‘You don’t have to be a basketball player or a rapper or a drug dealer to take care of your family’: Jayscale

Regent Park native Jamal Burger now a globetrotting street photographer, with advice on how to succeed

on stage interview
Jamal Burger AKA Jayscale speaking to Centennial Journalism students Giorgio Lee, Tiara Chuktan and Yvano Antonio, March 27, 2017. (Toronto Observer Staff photo)

On a day before his next adventure to India, one of Toronto’s top photographers came by Centennial College to shed a little light on what it’s like building a brand as an entrepreneur.

Jamal Burger, better known as Jayscale, is most famous for his captivating cityscape photographs from the tops of Toronto’s high rises.

Since blowing up on online in 2015, Burger has proven himself to be more than just an Instagrammer. He’s moved onto bigger things and doesn’t plan on stopping.

Burger’s following on Instagram is massive, over 200,000 and counting, but he says it doesn’t bother him. In fact, he doesn’t even keep the app on his phone. He said he admits that having such an extensive following helps build his brand but said he refuses to let it get to him.

“I delete the app… I don’t see anything,” Burger told the journalism students during an interview at the East York campus March 27, 2017. “I don’t feel like it’s a lot of attention… I try to put myself in a bigger pool. If I were to let that get to me or think about it too much it would blow my head up.”

Burger was a kinesiology student at the University of Toronto before he took up photography. He said student life was different than that of an entrepreneur’s and that the switch to entrepreneurship was difficult at first but totally worth it.

“Being a student you’re given the work; when you’re independent no one’s giving you anything, you have to figure out what it is you need to work on,” he said.

Now that his photography has taken him around the world he said he’s motivated to stay consistent.

“Once you figure it out you keep working at it and give it 100 per cent everyday. “

When goal setting, Burger said consistency is key but it’s important to take risks.

“It’s the times where you take risks that you learn the most,” he said.

He also said it’s just as important to think big and think long term.

“Ask yourself what your purpose is and what you want to do and what your life looks like 20 years from now,” Burger said.

Now a few years removed from school and with his career flourishing, Burger plans to use his talents to uplift the next generation of young people, including those in the public housing complex where he grew up.

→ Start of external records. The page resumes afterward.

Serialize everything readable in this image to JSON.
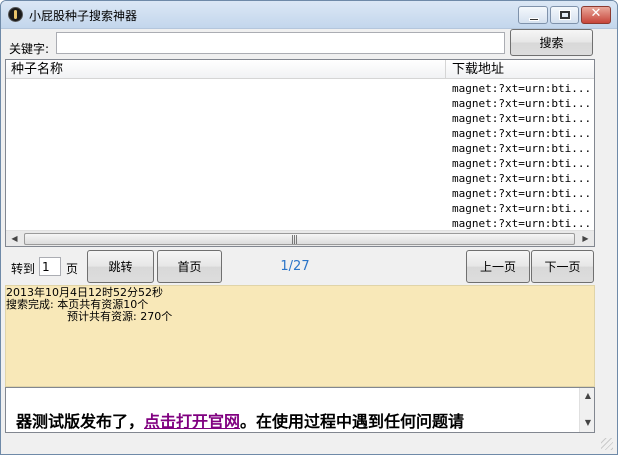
{
  "window": {
    "title": "小屁股种子搜索神器",
    "controls": {
      "minimize": "minimize",
      "maximize": "maximize",
      "close": "✕"
    }
  },
  "search": {
    "label": "关键字:",
    "value": "",
    "button": "搜索"
  },
  "list": {
    "columns": {
      "name": "种子名称",
      "address": "下载地址"
    },
    "rows": [
      {
        "name": "",
        "address": "magnet:?xt=urn:bti..."
      },
      {
        "name": "",
        "address": "magnet:?xt=urn:bti..."
      },
      {
        "name": "",
        "address": "magnet:?xt=urn:bti..."
      },
      {
        "name": "",
        "address": "magnet:?xt=urn:bti..."
      },
      {
        "name": "",
        "address": "magnet:?xt=urn:bti..."
      },
      {
        "name": "",
        "address": "magnet:?xt=urn:bti..."
      },
      {
        "name": "",
        "address": "magnet:?xt=urn:bti..."
      },
      {
        "name": "",
        "address": "magnet:?xt=urn:bti..."
      },
      {
        "name": "",
        "address": "magnet:?xt=urn:bti..."
      },
      {
        "name": "",
        "address": "magnet:?xt=urn:bti..."
      }
    ],
    "scrollbar": {
      "grip": "|||"
    }
  },
  "nav": {
    "goto_label": "转到",
    "page_value": "1",
    "page_unit": "页",
    "jump": "跳转",
    "home": "首页",
    "page_indicator": "1/27",
    "prev": "上一页",
    "next": "下一页"
  },
  "status": {
    "timestamp": "2013年10月4日12时52分52秒",
    "line1": "搜索完成: 本页共有资源10个",
    "line2": "预计共有资源: 270个"
  },
  "banner": {
    "before": "器测试版发布了，",
    "link": "点击打开官网",
    "after": "。在使用过程中遇到任何问题请"
  },
  "colors": {
    "titlebar": "#c3d6ec",
    "status_bg": "#f8e8b8",
    "page_indicator": "#2a74c8",
    "link": "#800080",
    "close_button": "#c7453a"
  }
}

“My purpose is to teach kids that grew up similar to me that you don’t have to try to becoming a basketball player, or a rapper or a drug dealer to take care of your family,” Burger said.  “I do think that the biggest thing is figuring out what you hope your purpose is in life and what you want to do. Think about ways you can accomplish that, whether it’s being a big leader in front of a bunch of people, or a more local leader genuine leader where you can really have an impact.”